[Items from an interface collection]

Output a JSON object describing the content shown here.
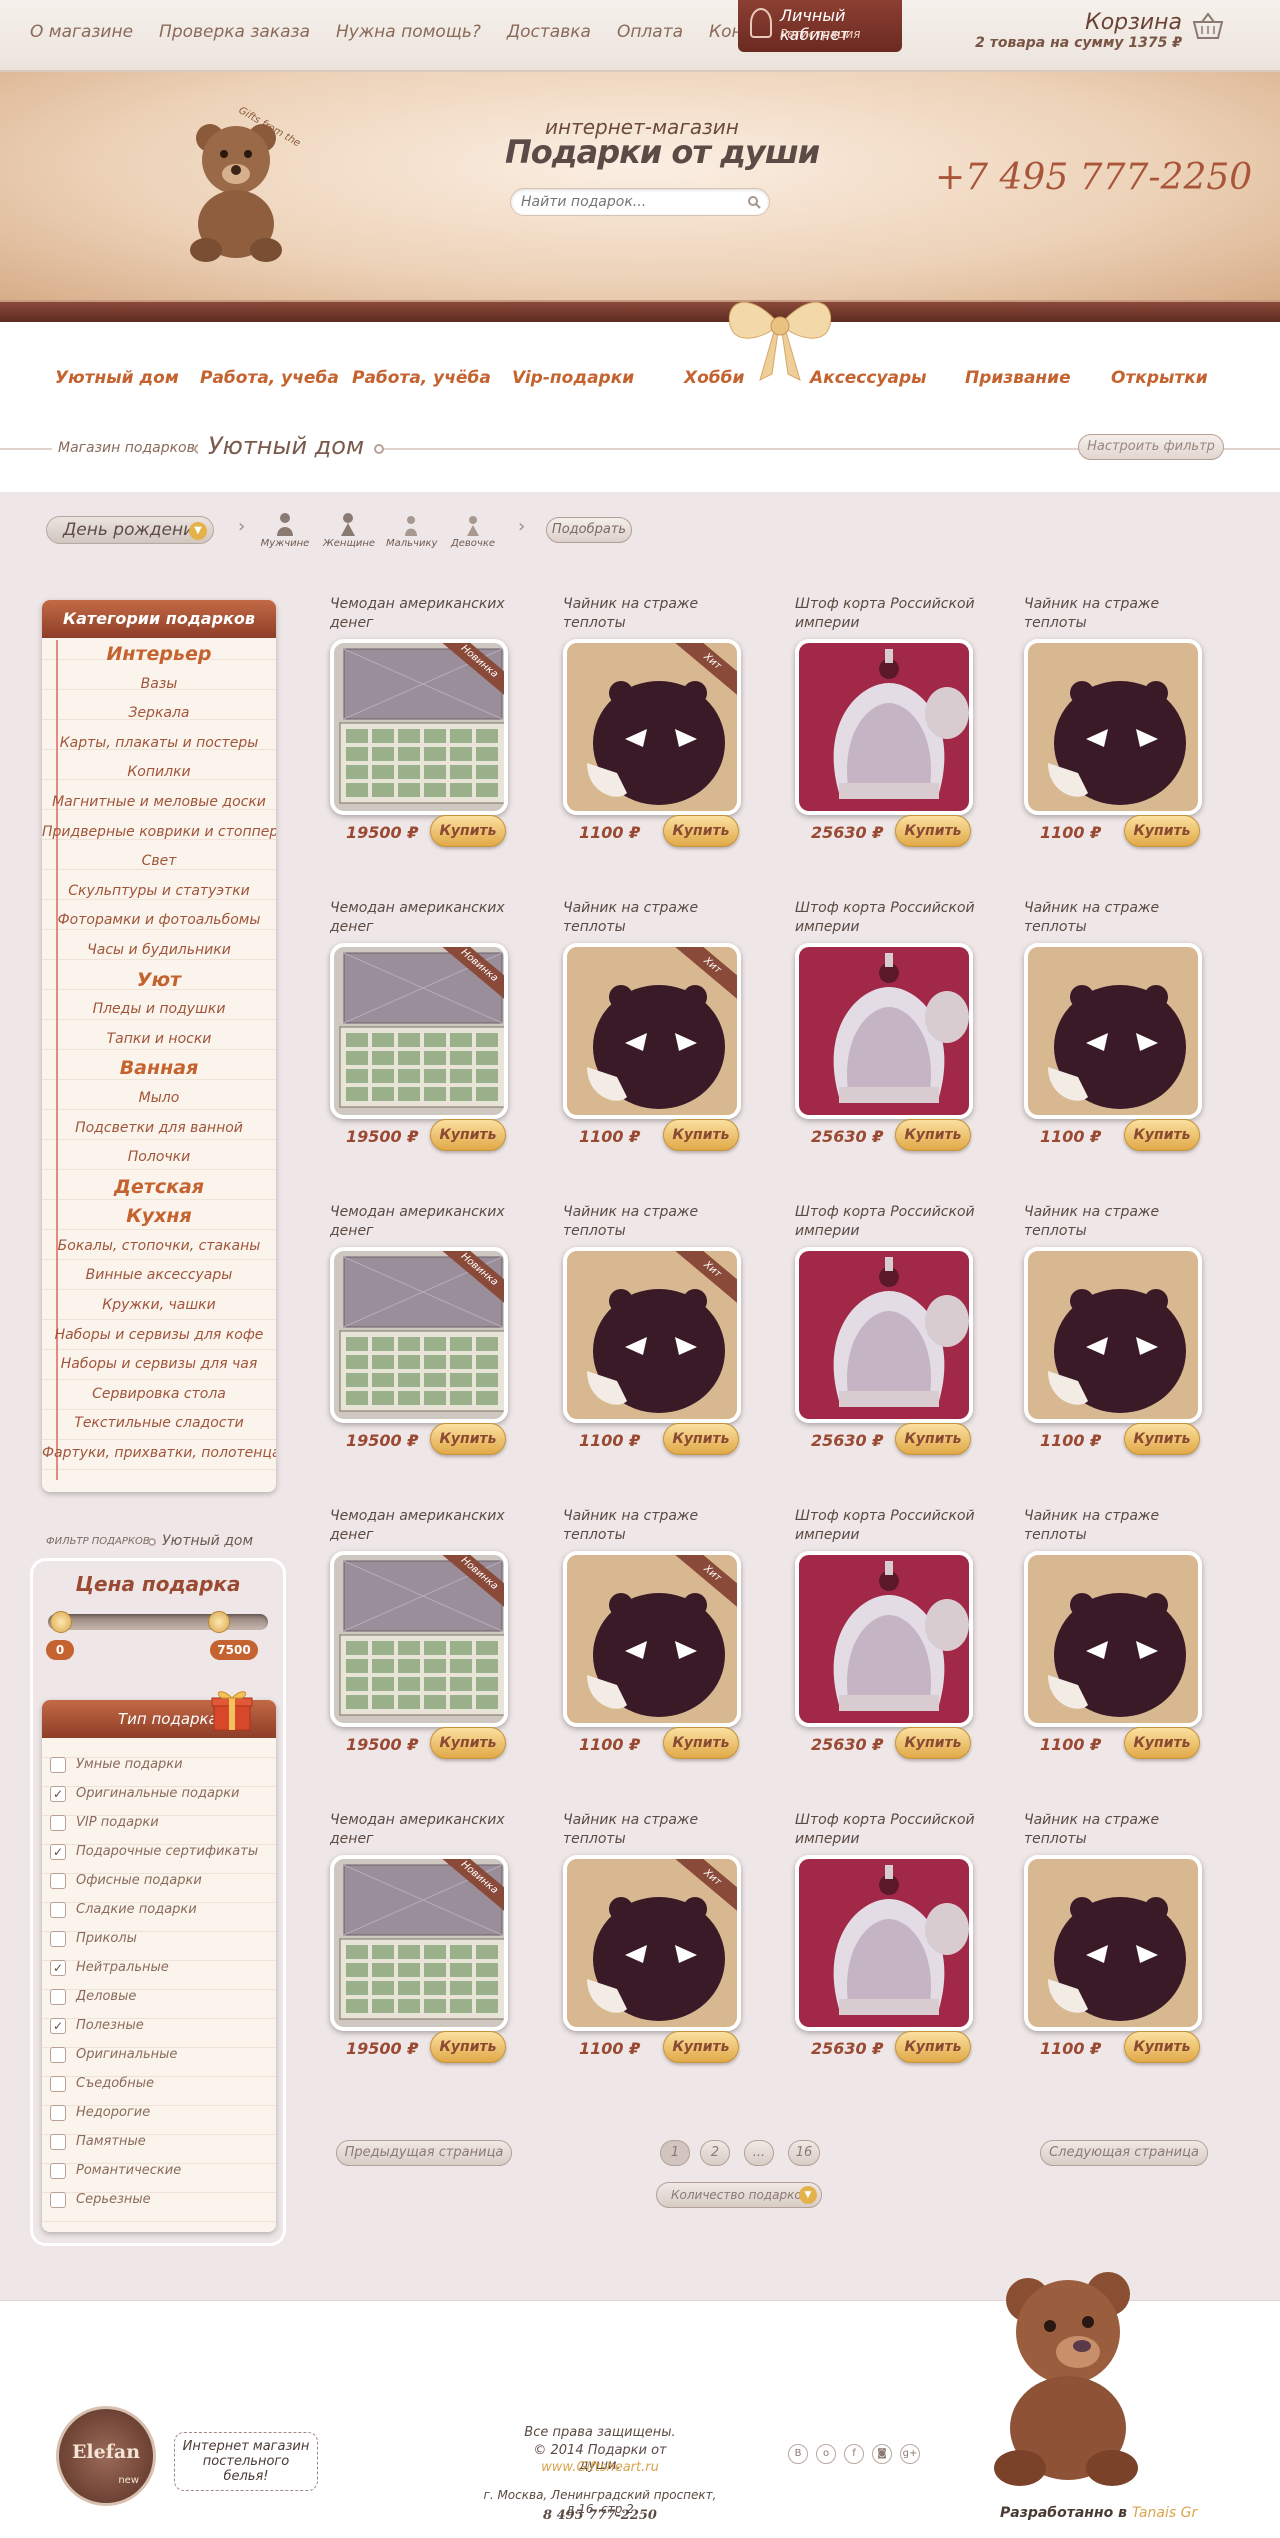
{
  "top_nav": [
    "О магазине",
    "Проверка заказа",
    "Нужна помощь?",
    "Доставка",
    "Оплата",
    "Контакты"
  ],
  "cabinet": {
    "title": "Личный кабинет",
    "sub": "Регистрация"
  },
  "cart": {
    "title": "Корзина",
    "summary": "2 товара на сумму 1375 ₽"
  },
  "header": {
    "logo_text": "Gifts from the heart",
    "subtitle": "интернет-магазин",
    "title": "Подарки от души",
    "search_placeholder": "Найти подарок...",
    "phone": "+7 495 777-2250"
  },
  "categories": [
    "Уютный дом",
    "Работа, учеба",
    "Работа, учёба",
    "Vip-подарки",
    "Хобби",
    "Аксессуары",
    "Призвание",
    "Открытки"
  ],
  "breadcrumb": {
    "root": "Магазин подарков",
    "current": "Уютный дом"
  },
  "filter_button": "Настроить фильтр",
  "occasion": "День рождение",
  "recipients": [
    "Мужчине",
    "Женщине",
    "Мальчику",
    "Девочке"
  ],
  "pick_button": "Подобрать",
  "sidebar": {
    "header": "Категории подарков",
    "items": [
      {
        "label": "Интерьер",
        "big": true
      },
      {
        "label": "Вазы"
      },
      {
        "label": "Зеркала"
      },
      {
        "label": "Карты, плакаты и постеры"
      },
      {
        "label": "Копилки"
      },
      {
        "label": "Магнитные и меловые доски"
      },
      {
        "label": "Придверные коврики и стопперы"
      },
      {
        "label": "Свет"
      },
      {
        "label": "Скульптуры и статуэтки"
      },
      {
        "label": "Фоторамки и фотоальбомы"
      },
      {
        "label": "Часы и будильники"
      },
      {
        "label": "Уют",
        "big": true
      },
      {
        "label": "Пледы и подушки"
      },
      {
        "label": "Тапки и носки"
      },
      {
        "label": "Ванная",
        "big": true
      },
      {
        "label": "Мыло"
      },
      {
        "label": "Подсветки для ванной"
      },
      {
        "label": "Полочки"
      },
      {
        "label": "Детская",
        "big": true
      },
      {
        "label": "Кухня",
        "big": true
      },
      {
        "label": "Бокалы, стопочки, стаканы"
      },
      {
        "label": "Винные аксессуары"
      },
      {
        "label": "Кружки, чашки"
      },
      {
        "label": "Наборы и сервизы для кофе"
      },
      {
        "label": "Наборы и сервизы для чая"
      },
      {
        "label": "Сервировка стола"
      },
      {
        "label": "Текстильные сладости"
      },
      {
        "label": "Фартуки, прихватки, полотенца"
      }
    ]
  },
  "filter": {
    "label": "ФИЛЬТР ПОДАРКОВ",
    "current": "Уютный дом",
    "price_title": "Цена подарка",
    "price_min": "0",
    "price_max": "7500",
    "type_title": "Тип подарка",
    "types": [
      {
        "label": "Умные подарки",
        "checked": false
      },
      {
        "label": "Оригинальные подарки",
        "checked": true
      },
      {
        "label": "VIP подарки",
        "checked": false
      },
      {
        "label": "Подарочные сертификаты",
        "checked": true
      },
      {
        "label": "Офисные подарки",
        "checked": false
      },
      {
        "label": "Сладкие подарки",
        "checked": false
      },
      {
        "label": "Приколы",
        "checked": false
      },
      {
        "label": "Нейтральные",
        "checked": true
      },
      {
        "label": "Деловые",
        "checked": false
      },
      {
        "label": "Полезные",
        "checked": true
      },
      {
        "label": "Оригинальные",
        "checked": false
      },
      {
        "label": "Съедобные",
        "checked": false
      },
      {
        "label": "Недорогие",
        "checked": false
      },
      {
        "label": "Памятные",
        "checked": false
      },
      {
        "label": "Романтические",
        "checked": false
      },
      {
        "label": "Серьезные",
        "checked": false
      }
    ]
  },
  "product_template": [
    {
      "name": "Чемодан американских денег",
      "price": "19500 ₽",
      "tag": "Новинка",
      "kind": "case"
    },
    {
      "name": "Чайник на страже теплоты",
      "price": "1100 ₽",
      "tag": "Хит",
      "kind": "teapot"
    },
    {
      "name": "Штоф корта Российской империи",
      "price": "25630 ₽",
      "tag": "",
      "kind": "crown"
    },
    {
      "name": "Чайник на страже теплоты",
      "price": "1100 ₽",
      "tag": "",
      "kind": "teapot2"
    }
  ],
  "buy_label": "Купить",
  "pagination": {
    "prev": "Предыдущая страница",
    "next": "Следующая страница",
    "pages": [
      "1",
      "2",
      "...",
      "16"
    ],
    "count": "Количество подарков"
  },
  "footer": {
    "partner_logo": "Elefan",
    "partner_logo_sub": "new",
    "partner_text": "Интернет магазин постельного белья!",
    "rights": "Все права защищены.",
    "copyright": "© 2014 Подарки от души.",
    "site": "www.Giftsheart.ru",
    "address": "г. Москва, Ленинградский проспект, д.16, стр.2",
    "phone": "8 495 777-2250",
    "social": [
      "В",
      "о",
      "f",
      "◙",
      "g+"
    ],
    "dev_label": "Разработанно в",
    "dev_name": "Tanais Gr"
  },
  "colors": {
    "accent": "#c4632f",
    "brown": "#8e3d28",
    "gold": "#e0a948",
    "bg": "#efe7e7"
  }
}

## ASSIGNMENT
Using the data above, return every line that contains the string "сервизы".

## RESPONSE TO THIS TASK
        "label": "Наборы и сервизы для кофе"
        "label": "Наборы и сервизы для чая"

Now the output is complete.